> **Items from an interface collection**:

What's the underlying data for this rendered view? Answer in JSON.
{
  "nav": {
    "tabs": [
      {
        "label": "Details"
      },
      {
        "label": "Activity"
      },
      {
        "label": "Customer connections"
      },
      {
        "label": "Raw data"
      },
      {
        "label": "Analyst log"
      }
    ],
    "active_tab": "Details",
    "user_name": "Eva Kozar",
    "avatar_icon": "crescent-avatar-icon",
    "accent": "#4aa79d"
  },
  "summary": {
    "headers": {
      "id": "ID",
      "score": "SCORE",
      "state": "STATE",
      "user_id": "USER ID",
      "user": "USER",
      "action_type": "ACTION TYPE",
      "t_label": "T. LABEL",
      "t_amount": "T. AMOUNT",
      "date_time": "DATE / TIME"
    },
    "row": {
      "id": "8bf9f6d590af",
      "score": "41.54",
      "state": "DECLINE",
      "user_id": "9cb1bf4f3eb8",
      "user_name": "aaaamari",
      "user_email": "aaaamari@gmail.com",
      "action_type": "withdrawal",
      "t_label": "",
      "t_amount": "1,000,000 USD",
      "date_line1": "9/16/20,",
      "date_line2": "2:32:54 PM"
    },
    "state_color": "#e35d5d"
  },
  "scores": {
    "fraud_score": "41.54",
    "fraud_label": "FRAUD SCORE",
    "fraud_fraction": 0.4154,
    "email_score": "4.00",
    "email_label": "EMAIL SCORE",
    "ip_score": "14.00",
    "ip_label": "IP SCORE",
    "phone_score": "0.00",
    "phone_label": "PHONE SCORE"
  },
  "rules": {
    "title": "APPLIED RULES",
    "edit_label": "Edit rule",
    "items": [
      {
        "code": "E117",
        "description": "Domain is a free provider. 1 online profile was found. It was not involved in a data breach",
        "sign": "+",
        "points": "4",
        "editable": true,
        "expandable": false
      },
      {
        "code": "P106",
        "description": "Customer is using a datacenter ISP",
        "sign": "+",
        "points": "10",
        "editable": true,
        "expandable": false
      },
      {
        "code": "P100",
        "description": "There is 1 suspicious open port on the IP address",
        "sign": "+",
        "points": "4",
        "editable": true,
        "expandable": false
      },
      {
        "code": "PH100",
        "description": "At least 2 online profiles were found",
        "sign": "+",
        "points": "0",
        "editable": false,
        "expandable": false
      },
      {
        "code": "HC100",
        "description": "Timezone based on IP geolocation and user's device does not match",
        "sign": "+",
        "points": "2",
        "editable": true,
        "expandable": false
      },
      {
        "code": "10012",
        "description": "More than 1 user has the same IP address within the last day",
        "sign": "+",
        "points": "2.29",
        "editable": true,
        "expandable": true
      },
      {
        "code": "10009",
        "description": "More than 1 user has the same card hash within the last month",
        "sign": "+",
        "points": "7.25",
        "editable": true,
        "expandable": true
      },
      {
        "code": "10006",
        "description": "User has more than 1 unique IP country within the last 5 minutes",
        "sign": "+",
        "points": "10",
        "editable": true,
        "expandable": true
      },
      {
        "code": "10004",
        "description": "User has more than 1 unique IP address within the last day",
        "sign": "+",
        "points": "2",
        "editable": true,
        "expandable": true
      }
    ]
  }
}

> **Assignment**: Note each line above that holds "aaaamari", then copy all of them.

> **Written response**:
      "user_name": "aaaamari",
      "user_email": "aaaamari@gmail.com",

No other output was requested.